The Salisbury Woodland adjacent to the zoo was declared a County Biological Heritage Site in 1993 for its remarkable community of mosses and lichens growing on the trees. Since that time several trees have been blown over by storms, some have succumbed to the ravages of Dutch Elm Disease and a small number of unsafe trees have had to be felled. Due to the changes that have occured the site has recently been resurveyed to check if the epiphytic interest is still there. You will read in the surveys that the woodland continues to be very important for both mosses and lichens and provides a suitable habitat for rare and scarce species in both groups.
Click here for the Lichen survey

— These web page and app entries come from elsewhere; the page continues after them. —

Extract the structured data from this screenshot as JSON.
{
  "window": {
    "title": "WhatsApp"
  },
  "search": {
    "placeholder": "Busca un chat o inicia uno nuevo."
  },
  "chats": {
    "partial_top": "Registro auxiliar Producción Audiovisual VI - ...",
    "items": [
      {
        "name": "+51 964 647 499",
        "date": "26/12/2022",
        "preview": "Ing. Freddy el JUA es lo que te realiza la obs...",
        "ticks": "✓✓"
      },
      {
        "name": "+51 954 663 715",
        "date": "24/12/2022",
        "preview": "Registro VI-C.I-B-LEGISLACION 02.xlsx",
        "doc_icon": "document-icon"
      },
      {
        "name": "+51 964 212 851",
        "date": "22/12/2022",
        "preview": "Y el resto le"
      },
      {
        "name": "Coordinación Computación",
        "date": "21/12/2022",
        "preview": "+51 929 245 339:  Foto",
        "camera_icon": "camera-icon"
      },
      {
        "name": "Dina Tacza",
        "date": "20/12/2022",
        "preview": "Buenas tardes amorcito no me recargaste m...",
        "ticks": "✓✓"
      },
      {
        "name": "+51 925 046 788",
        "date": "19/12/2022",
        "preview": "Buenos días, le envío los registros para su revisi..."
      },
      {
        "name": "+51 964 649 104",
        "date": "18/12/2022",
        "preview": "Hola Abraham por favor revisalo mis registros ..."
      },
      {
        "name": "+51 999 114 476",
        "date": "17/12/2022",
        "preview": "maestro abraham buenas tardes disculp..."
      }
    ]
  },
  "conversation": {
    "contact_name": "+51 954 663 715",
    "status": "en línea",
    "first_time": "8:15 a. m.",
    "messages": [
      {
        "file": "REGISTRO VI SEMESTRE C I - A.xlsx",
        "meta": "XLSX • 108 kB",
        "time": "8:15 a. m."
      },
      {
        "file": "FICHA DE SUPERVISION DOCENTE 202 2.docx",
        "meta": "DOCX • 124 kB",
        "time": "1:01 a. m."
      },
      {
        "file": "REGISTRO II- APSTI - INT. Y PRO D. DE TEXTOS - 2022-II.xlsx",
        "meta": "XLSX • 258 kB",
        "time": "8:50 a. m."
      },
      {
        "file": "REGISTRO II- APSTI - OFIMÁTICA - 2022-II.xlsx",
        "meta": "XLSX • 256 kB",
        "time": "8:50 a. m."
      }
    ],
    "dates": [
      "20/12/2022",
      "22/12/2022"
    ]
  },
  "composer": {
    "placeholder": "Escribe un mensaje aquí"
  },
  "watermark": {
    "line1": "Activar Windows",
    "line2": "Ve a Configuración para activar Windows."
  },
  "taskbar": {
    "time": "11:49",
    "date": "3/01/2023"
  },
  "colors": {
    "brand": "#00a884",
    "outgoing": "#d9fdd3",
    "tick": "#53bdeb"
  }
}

Click here for the Moss survey.
When visiting the Salisbury Woodland please take the time to examine and enjoy the intricate shapes and forms of these small but important part of the woodland's ecology .
Moss with Antler Fungus growing through it